Tim Harford: “In 1737, a self-taught clockmaker from Yorkshire astonished the great scientists of London by solving the most pressing technological problem of the day: how to determine the longitude of a ship at sea. The conventional wisdom was that some kind of astronomical method would be needed. Other inventors suggested crackpot schemes that involved casting magic spells or ringing the world with a circle of outposts that would mark the time with cannon fire.
John Harrison’s solution — simple in principle, fiendishly hard to execute — was to build an accurate clock, one that despite fluctuating temperatures and rolling ocean swells, could show the time at Greenwich while anywhere in the world. Harrison and countless other creative minds were focused on the longitude problem by a £20,000 prize for the person who solved it, several million pounds in today’s money.
Why was the prize necessary? Because ideas are hard to develop and easy to imitate. Harrison’s clocks could, with effort, have been reverse engineered. An astronomical method for finding longitude could have been copied with ease. Inventing something new is for suckers; smart people sit back and rip off the idea later. One way to give non-suckers an incentive to research new ideas, then, is an innovation prize — that is, a substantial cash reward for solving a well-defined problem. (Retrospective awards such as the Nobel Prize are different.)
For decades after Harrison’s triumph, prizes were a well-established approach to the problem of encouraging innovation. Then they fell out of favour, with policymakers instead encouraging innovation with a mix of upfront research grants and patent protection. Now, however, prizes are making a comeback. The most eye-catching examples have been in the private sector: the $1m Netflix prize for improved personalisation of film recommendations or the $10m Ansari X prize for private space flight. Last year Nesta, a UK-based charity for the promotion of innovation, launched a “new longitude prize” of £10m for an improved test for bacterial infections, marking the anniversary of the original prize’s founding in 1714.
But the big money potential is in the public sector. In 2007, several governments (and the Gates Foundation) promised a $1.5bn prize for a vaccine for pneumococcal meningitis. The prize, called an “advanced market commitment”, is structured as a dose-by-dose subsidy rather than one giant cheque. It is being paid out and millions of children have already been vaccinated.
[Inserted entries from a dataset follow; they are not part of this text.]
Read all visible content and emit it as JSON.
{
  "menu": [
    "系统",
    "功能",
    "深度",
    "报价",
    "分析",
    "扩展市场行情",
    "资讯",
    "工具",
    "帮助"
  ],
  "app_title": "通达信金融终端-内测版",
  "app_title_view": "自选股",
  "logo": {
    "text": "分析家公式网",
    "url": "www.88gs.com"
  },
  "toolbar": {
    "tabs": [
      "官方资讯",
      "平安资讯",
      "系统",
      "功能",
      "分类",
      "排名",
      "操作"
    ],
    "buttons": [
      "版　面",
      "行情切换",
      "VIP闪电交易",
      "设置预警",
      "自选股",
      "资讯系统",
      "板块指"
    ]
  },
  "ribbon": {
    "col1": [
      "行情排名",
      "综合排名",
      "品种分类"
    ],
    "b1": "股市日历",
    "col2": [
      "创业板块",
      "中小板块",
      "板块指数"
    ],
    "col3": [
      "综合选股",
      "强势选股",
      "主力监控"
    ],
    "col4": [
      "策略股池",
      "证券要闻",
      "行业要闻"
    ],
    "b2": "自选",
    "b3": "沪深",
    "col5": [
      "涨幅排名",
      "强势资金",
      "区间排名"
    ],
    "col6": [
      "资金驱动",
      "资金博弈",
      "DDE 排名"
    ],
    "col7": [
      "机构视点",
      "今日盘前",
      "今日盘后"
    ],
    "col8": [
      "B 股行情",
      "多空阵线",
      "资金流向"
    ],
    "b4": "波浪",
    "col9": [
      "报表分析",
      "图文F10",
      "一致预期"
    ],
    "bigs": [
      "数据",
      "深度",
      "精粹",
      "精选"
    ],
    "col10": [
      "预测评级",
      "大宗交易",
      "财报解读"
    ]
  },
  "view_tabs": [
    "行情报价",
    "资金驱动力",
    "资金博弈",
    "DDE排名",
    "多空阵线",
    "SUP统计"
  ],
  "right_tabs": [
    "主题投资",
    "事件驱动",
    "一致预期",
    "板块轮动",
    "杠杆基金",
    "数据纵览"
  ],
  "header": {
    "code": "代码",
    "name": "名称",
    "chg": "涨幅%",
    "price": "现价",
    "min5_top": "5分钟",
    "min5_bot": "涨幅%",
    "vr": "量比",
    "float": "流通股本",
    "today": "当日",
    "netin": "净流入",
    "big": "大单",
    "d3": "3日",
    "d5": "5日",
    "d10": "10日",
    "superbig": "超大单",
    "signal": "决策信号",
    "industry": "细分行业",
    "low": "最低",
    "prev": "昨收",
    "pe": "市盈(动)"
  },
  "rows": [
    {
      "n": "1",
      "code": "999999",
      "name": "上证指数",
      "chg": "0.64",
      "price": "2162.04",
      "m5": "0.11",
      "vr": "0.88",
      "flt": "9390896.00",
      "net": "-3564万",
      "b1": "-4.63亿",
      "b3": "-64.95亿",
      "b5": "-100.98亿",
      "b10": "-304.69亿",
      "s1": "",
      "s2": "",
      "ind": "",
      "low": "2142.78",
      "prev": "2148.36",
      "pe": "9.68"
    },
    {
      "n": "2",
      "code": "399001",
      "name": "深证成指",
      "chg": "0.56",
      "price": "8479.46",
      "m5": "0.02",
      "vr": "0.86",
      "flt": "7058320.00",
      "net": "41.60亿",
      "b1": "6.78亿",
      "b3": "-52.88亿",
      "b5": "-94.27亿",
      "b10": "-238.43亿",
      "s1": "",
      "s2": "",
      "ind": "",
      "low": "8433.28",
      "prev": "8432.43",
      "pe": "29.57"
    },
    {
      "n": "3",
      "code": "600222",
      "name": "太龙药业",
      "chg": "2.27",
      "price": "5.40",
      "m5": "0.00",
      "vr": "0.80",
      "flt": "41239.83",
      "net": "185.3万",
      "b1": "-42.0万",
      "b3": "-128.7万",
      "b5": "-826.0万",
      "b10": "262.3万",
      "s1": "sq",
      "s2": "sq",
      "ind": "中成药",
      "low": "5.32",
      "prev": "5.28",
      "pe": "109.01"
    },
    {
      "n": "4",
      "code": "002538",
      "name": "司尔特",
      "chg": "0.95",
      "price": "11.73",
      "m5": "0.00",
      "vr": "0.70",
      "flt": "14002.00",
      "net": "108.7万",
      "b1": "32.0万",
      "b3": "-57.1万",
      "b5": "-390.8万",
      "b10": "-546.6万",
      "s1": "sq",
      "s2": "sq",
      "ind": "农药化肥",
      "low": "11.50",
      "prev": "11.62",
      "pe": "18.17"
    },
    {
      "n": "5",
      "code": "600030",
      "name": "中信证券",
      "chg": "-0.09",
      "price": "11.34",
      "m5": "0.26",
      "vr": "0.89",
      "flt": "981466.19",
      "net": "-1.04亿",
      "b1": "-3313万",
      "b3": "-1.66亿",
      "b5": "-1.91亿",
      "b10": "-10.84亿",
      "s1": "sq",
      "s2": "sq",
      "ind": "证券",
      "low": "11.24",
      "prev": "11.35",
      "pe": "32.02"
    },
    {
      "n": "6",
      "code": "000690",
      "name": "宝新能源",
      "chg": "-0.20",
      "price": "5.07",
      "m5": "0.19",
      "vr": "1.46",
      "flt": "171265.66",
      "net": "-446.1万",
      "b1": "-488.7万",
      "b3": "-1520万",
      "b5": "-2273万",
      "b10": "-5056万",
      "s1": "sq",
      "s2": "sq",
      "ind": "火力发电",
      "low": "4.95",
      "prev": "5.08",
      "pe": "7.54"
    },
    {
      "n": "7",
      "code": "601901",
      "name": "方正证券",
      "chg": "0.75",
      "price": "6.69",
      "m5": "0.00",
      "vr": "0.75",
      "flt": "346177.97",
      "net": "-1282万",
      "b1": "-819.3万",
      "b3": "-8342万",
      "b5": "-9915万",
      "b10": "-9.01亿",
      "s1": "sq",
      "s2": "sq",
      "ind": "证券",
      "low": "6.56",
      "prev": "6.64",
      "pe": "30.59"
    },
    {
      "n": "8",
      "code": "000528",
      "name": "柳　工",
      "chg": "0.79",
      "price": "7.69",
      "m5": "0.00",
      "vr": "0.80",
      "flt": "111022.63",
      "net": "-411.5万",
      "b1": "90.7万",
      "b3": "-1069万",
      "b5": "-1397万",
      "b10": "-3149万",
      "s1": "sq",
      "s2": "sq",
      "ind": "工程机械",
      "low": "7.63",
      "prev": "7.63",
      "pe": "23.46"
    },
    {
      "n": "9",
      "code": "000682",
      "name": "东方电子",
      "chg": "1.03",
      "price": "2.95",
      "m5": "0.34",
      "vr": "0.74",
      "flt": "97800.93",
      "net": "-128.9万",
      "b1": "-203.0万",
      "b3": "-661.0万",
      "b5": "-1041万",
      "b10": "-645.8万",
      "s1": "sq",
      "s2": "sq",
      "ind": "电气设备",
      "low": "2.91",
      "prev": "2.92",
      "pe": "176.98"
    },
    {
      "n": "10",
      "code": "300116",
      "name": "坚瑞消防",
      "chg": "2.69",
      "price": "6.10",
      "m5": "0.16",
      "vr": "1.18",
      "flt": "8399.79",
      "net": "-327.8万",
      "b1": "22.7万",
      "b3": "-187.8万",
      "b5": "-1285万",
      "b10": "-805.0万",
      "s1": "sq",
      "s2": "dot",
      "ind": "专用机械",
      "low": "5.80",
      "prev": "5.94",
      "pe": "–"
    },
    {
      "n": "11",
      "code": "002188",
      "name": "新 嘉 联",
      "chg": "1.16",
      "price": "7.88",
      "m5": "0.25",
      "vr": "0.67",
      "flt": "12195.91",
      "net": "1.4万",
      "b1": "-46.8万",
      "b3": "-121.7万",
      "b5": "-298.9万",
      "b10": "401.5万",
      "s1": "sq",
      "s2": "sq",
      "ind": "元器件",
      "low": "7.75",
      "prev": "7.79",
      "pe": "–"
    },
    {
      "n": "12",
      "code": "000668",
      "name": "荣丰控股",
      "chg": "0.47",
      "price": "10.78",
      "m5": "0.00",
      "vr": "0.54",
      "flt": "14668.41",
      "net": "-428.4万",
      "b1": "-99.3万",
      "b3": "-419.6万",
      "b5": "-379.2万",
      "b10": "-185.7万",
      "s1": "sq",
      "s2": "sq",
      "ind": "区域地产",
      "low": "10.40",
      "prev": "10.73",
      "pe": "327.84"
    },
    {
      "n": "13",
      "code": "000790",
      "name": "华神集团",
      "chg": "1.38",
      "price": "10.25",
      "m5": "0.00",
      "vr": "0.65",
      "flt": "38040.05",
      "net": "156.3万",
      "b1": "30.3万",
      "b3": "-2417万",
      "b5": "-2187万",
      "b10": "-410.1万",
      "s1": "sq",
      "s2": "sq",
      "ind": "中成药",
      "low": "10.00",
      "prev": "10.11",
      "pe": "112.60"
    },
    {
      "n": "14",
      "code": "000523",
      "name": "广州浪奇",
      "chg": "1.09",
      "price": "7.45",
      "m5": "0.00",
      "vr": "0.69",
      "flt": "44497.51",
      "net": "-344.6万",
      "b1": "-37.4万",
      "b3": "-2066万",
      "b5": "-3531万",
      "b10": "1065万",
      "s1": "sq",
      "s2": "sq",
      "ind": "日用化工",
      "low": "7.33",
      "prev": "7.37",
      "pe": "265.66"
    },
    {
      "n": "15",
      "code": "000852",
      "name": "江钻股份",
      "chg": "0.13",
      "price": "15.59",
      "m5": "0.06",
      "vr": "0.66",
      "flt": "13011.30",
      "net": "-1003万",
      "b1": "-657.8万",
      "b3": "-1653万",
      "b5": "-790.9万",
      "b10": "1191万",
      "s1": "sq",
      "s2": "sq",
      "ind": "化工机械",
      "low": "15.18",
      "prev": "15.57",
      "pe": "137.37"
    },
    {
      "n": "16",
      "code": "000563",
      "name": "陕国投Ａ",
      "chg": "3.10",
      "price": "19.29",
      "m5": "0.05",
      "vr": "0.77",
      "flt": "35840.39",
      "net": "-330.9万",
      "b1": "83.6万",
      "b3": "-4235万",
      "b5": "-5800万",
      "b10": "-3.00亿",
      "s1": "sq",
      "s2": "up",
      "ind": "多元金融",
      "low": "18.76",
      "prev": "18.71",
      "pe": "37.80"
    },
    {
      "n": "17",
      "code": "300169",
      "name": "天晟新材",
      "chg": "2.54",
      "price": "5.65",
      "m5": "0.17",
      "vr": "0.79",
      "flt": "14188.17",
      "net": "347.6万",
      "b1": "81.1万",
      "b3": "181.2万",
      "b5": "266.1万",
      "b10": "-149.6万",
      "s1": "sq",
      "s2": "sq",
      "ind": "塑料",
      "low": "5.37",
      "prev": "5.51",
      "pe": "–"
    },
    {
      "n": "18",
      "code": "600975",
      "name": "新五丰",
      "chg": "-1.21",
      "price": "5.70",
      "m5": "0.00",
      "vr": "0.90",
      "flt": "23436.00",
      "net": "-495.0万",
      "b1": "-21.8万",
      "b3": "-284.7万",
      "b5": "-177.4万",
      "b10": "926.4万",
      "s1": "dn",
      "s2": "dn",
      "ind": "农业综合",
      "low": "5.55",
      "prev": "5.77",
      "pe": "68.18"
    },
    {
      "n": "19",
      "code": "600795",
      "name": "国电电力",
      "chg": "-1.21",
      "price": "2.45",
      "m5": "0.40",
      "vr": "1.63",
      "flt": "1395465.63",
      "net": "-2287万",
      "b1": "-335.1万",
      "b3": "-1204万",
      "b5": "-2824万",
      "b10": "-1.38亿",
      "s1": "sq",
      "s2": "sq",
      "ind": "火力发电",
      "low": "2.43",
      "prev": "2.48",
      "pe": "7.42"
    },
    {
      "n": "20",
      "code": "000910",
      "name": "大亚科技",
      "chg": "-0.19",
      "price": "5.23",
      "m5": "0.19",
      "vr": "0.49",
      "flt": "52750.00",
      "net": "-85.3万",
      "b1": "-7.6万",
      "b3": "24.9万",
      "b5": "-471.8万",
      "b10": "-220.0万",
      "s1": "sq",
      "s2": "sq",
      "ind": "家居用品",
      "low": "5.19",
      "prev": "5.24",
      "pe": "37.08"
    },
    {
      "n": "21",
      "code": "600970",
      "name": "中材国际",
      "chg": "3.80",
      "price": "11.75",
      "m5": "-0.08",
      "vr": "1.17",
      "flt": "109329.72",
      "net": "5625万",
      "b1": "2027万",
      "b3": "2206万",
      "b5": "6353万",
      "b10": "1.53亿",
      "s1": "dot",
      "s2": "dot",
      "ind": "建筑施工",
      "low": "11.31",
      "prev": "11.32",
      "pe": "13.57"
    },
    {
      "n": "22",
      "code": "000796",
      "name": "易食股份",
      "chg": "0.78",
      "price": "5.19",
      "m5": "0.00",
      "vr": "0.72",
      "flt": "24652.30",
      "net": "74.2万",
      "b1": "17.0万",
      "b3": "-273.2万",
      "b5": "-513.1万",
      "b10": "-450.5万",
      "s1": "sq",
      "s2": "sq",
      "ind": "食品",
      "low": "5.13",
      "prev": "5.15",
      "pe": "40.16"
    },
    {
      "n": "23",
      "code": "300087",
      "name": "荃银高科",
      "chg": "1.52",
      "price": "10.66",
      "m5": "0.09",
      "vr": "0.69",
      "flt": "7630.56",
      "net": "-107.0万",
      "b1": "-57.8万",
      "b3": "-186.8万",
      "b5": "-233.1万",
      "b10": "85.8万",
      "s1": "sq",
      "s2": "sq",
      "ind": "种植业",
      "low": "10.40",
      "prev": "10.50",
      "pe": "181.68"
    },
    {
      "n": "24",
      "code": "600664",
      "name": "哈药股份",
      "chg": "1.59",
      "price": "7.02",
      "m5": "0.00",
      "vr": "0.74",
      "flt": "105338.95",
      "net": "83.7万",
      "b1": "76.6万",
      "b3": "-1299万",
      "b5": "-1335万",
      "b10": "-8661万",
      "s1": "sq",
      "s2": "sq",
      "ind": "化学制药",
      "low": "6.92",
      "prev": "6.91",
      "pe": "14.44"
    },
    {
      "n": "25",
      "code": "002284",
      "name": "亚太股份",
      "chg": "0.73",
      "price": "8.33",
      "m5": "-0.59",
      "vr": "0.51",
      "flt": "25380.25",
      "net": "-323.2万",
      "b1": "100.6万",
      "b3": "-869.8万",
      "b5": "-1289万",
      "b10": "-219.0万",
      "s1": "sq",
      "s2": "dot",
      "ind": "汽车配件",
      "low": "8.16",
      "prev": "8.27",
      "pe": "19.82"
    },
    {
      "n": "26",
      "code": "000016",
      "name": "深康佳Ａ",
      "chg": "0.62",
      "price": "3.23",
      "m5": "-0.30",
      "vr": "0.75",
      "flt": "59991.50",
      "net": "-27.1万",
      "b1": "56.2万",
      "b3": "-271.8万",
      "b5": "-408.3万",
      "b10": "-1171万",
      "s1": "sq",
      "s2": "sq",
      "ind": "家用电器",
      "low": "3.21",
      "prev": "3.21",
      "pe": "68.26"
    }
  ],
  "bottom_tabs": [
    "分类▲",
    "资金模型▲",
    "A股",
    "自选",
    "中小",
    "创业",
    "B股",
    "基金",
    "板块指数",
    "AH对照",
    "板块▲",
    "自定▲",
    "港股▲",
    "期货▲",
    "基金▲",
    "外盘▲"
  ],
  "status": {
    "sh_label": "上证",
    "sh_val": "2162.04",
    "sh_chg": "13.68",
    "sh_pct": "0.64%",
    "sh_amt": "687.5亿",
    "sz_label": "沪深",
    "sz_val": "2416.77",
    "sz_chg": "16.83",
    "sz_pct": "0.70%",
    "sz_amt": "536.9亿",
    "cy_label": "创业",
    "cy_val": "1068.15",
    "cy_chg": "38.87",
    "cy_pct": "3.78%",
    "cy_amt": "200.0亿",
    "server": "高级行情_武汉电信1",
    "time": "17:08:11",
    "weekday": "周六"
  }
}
Much bigger commitments are possible: before US senator Bernie Sanders began his run for the presidency, he introduced two Senate bills that would have provided almost $100bn a year as medical innovation prizes.
But why are innovation prizes attractive, when the existing system of grants and patents seems to have served us reasonably well so far?…(More)”